We investigate the implications for the setting of interest rates when monetary policy decisions are taken by a committee, in which a subset of members may meet prior to the voting in the committee and therefore has the possibility to reach consensus ex ante to vote unanimously ex post. We allow for different committee sizes, various voting rules and differences in skills among committee members. We find that the size of the committee is much less important in deter- mining the degree of interest rate inertia than the skills of committee members. Moreover, prior interaction of a subgroup only has a minor effect on the setting of interest rates by the committee, provided that members on average are equally skilled and voting takes place using a simple majority rule. If either of those assumptions are relaxed, prior interaction has substantial effects on the setting of interest rates. In addition, prior interaction increases the optimal size of the Committee, ceteris paribus.
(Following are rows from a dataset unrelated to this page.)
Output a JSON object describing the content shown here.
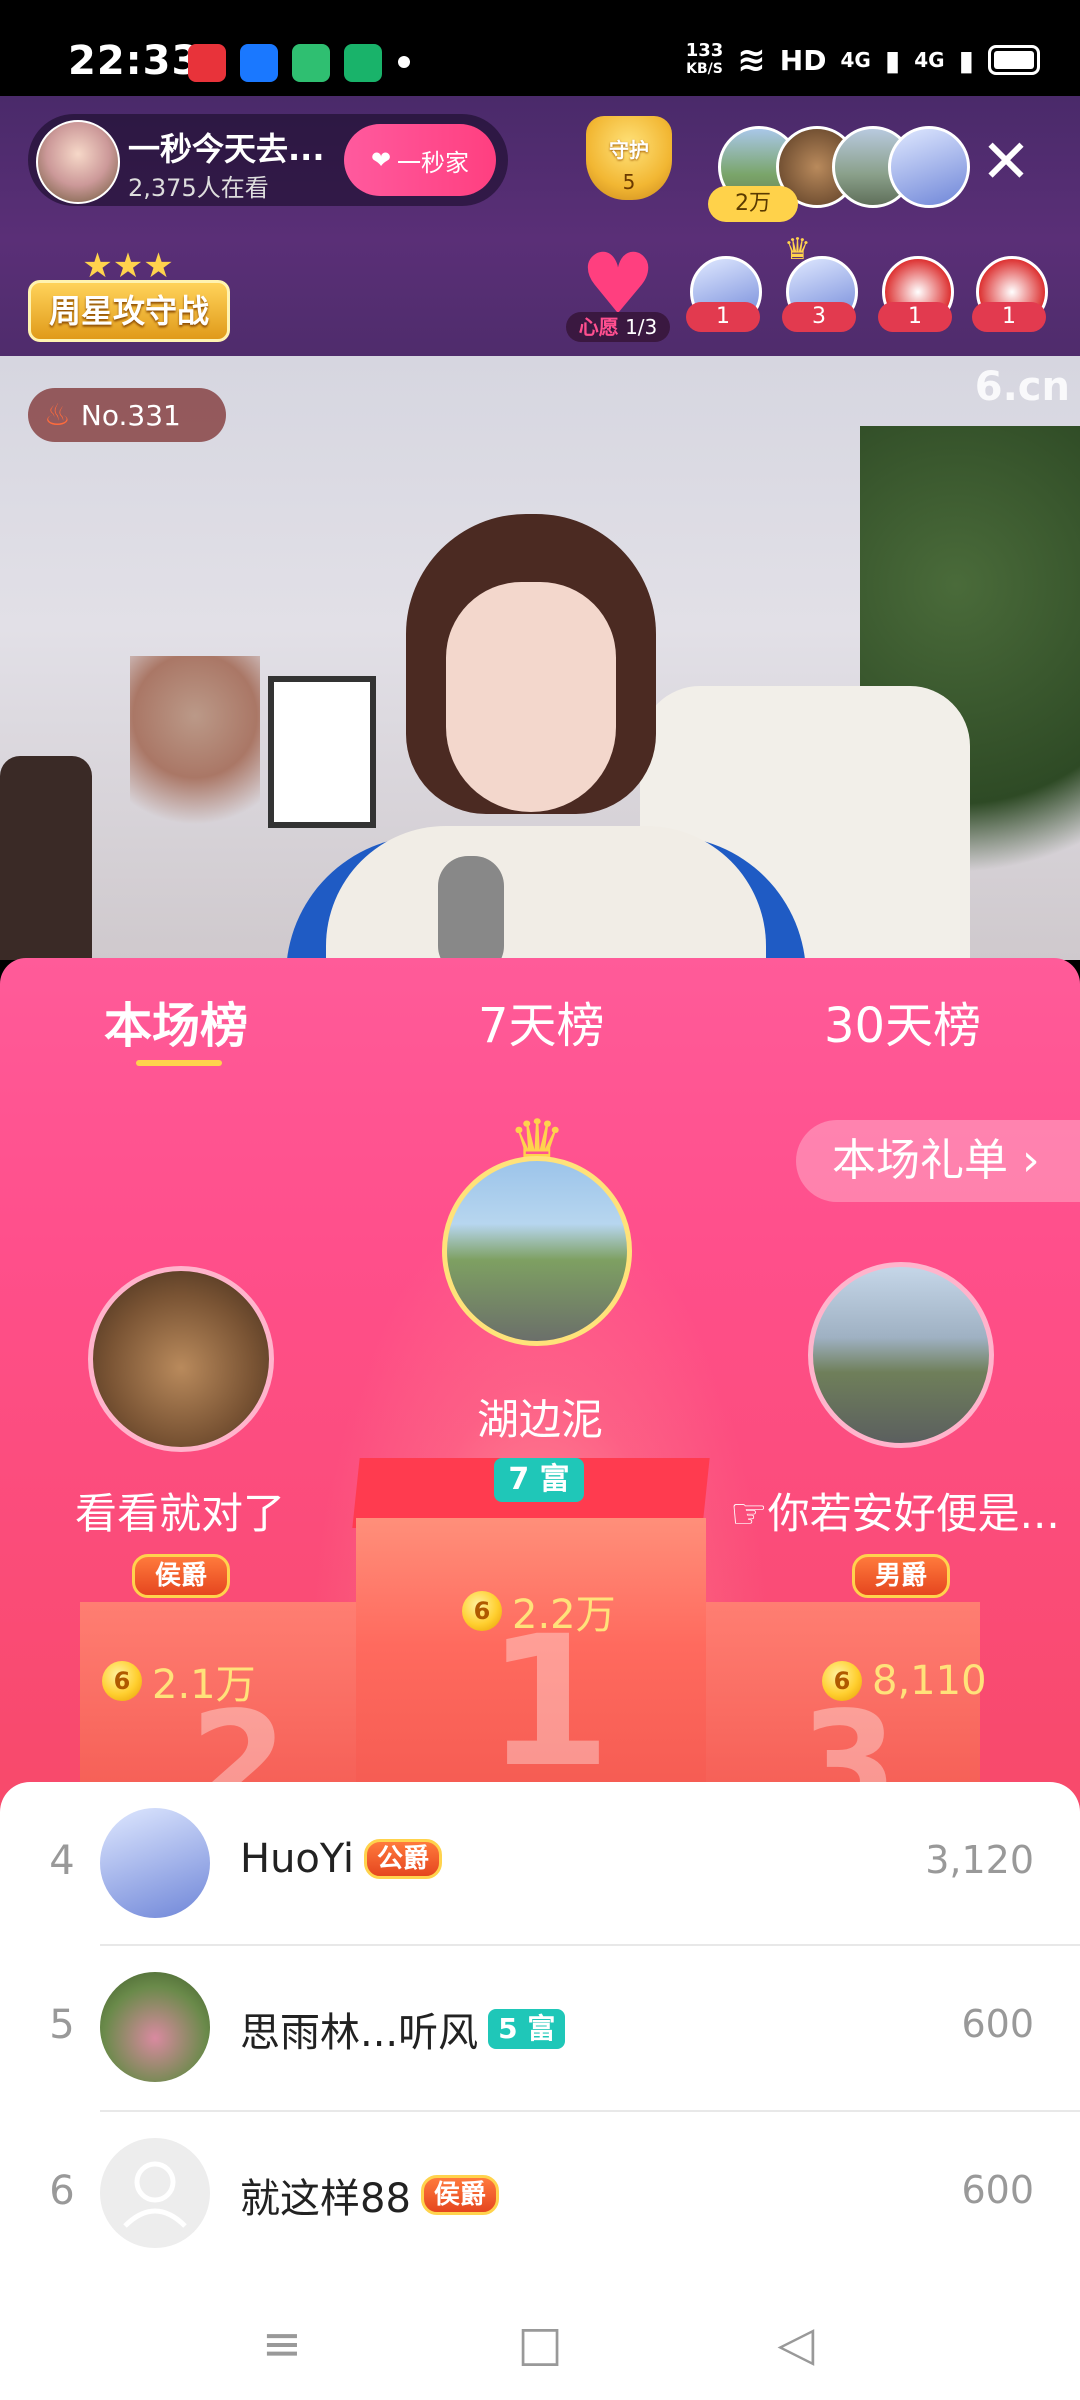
{
  "status_bar": {
    "time": "22:33",
    "net_speed_value": "133",
    "net_speed_unit": "KB/S",
    "network_labels": [
      "HD",
      "4G",
      "4G"
    ]
  },
  "header": {
    "anchor_name": "一秒今天去...",
    "viewers": "2,375人在看",
    "follow_button": "一秒家",
    "guard_label": "守护",
    "guard_count": "5",
    "top_coin": "2万",
    "weekly_badge": "周星攻守战",
    "wish_label": "心愿",
    "wish_progress": "1/3",
    "gift_counts": [
      "1",
      "3",
      "1",
      "1"
    ]
  },
  "video": {
    "rank_badge": "No.331",
    "watermark": "6.cn"
  },
  "panel": {
    "tabs": [
      "本场榜",
      "7天榜",
      "30天榜"
    ],
    "gift_list_button": "本场礼单 ›",
    "first": {
      "name": "湖边泥",
      "rich_level": "7 富",
      "score": "2.2万",
      "podium_number": "1"
    },
    "second": {
      "name": "看看就对了",
      "noble": "侯爵",
      "score": "2.1万",
      "podium_number": "2"
    },
    "third": {
      "name": "☞你若安好便是...",
      "noble": "男爵",
      "score": "8,110",
      "podium_number": "3"
    }
  },
  "list": {
    "rows": [
      {
        "rank": "4",
        "name": "HuoYi",
        "tag": "公爵",
        "tag_type": "noble",
        "score": "3,120"
      },
      {
        "rank": "5",
        "name": "思雨林...听风",
        "tag": "5 富",
        "tag_type": "rich",
        "score": "600"
      },
      {
        "rank": "6",
        "name": "就这样88",
        "tag": "侯爵",
        "tag_type": "noble",
        "score": "600"
      }
    ]
  },
  "colors": {
    "panel_pink": "#ff4f8b",
    "gold": "#ffd34d",
    "rich_teal": "#1fc7b8",
    "header_purple": "#5a2f77"
  },
  "icons": {
    "close": "close-icon",
    "heart": "heart-icon",
    "coin": "coin-icon",
    "crown": "crown-icon",
    "fire": "fire-icon",
    "nav": [
      "menu-icon",
      "home-square-icon",
      "back-triangle-icon"
    ]
  }
}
interest rates, monetary policy, voting
Monetary Policy (Targets, Instruments, and Effects) (jel E52), Central Banks and Their Policies (jel E58)
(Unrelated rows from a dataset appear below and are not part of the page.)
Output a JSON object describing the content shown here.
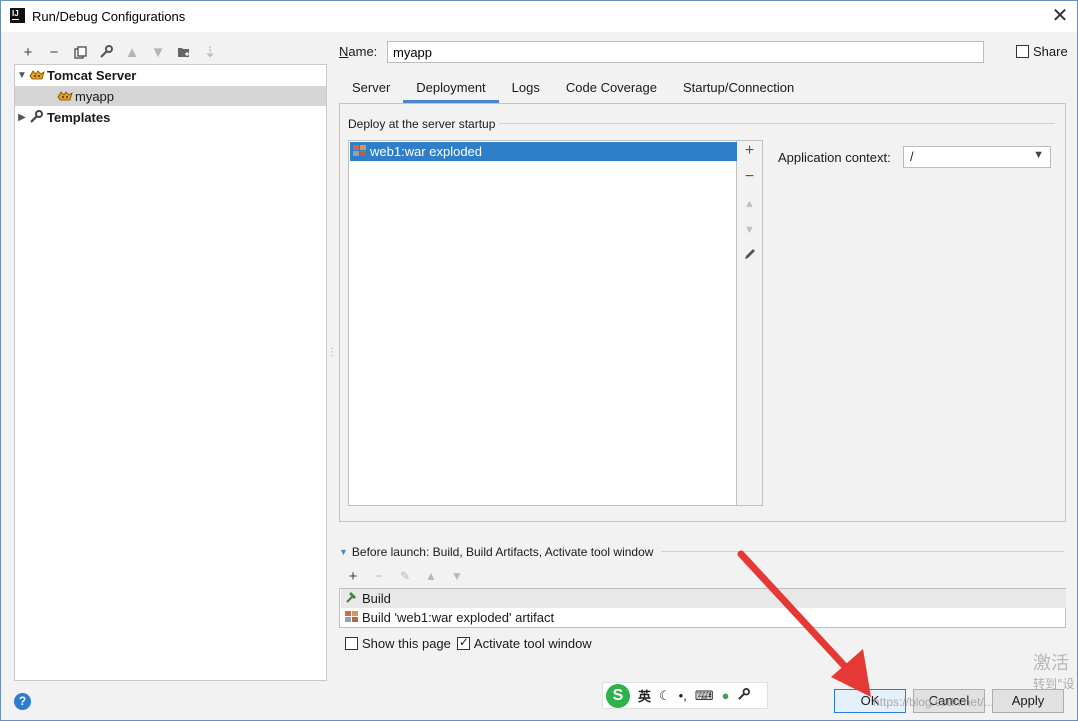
{
  "window": {
    "title": "Run/Debug Configurations",
    "icon": "intellij-icon"
  },
  "tree_toolbar": {
    "icons": [
      "add-icon",
      "remove-icon",
      "copy-icon",
      "wrench-icon",
      "move-up-icon",
      "move-down-icon",
      "folder-icon",
      "sort-icon"
    ]
  },
  "tree": {
    "items": [
      {
        "label": "Tomcat Server",
        "icon": "tomcat-icon",
        "expanded": true
      },
      {
        "label": "myapp",
        "icon": "tomcat-icon",
        "selected": true
      },
      {
        "label": "Templates",
        "icon": "wrench-icon",
        "expanded": false
      }
    ]
  },
  "name": {
    "label_underlined": "N",
    "label_rest": "ame:",
    "value": "myapp"
  },
  "share": {
    "label": "Share",
    "checked": false
  },
  "tabs": [
    {
      "label": "Server"
    },
    {
      "label": "Deployment",
      "active": true
    },
    {
      "label": "Logs"
    },
    {
      "label": "Code Coverage"
    },
    {
      "label": "Startup/Connection"
    }
  ],
  "deployment": {
    "section_title": "Deploy at the server startup",
    "artifacts": [
      {
        "label": "web1:war exploded",
        "selected": true
      }
    ],
    "side_tools": [
      "+",
      "−",
      "▲",
      "▼",
      "pencil-icon"
    ],
    "app_context_label": "Application context:",
    "app_context_value": "/"
  },
  "before_launch": {
    "title": "Before launch: Build, Build Artifacts, Activate tool window",
    "tasks": [
      {
        "label": "Build",
        "icon": "hammer-icon"
      },
      {
        "label": "Build 'web1:war exploded' artifact",
        "icon": "artifact-icon"
      }
    ]
  },
  "options": {
    "show_page": {
      "label": "Show this page",
      "checked": false
    },
    "activate_tool": {
      "label": "Activate tool window",
      "checked": true
    }
  },
  "ime": {
    "logo": "S",
    "lang": "英",
    "items": [
      "moon-icon",
      "punct-icon",
      "keyboard-icon",
      "user-icon",
      "wrench-icon"
    ]
  },
  "buttons": {
    "ok": "OK",
    "cancel": "Cancel",
    "apply": "Apply"
  },
  "watermark": {
    "line1": "激活",
    "line2": "转到\"设",
    "url": "https://blog.csdn.net/..."
  },
  "colors": {
    "selection": "#2e7ec9",
    "tab_underline": "#4a88c7",
    "arrow": "#e53935"
  }
}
hdl.handle.net/1765/6706
Tinbergen Institute Discussion Paper Series
Tinbergen Institute

Berk, J.M, & Bierut, B.K. (2003). Committee Structure and its Implications for Monetary Policy Decision-making (No. TI 03-053/2). Tinbergen Institute Discussion Paper Series. Retrieved from http://hdl.handle.net/1765/6706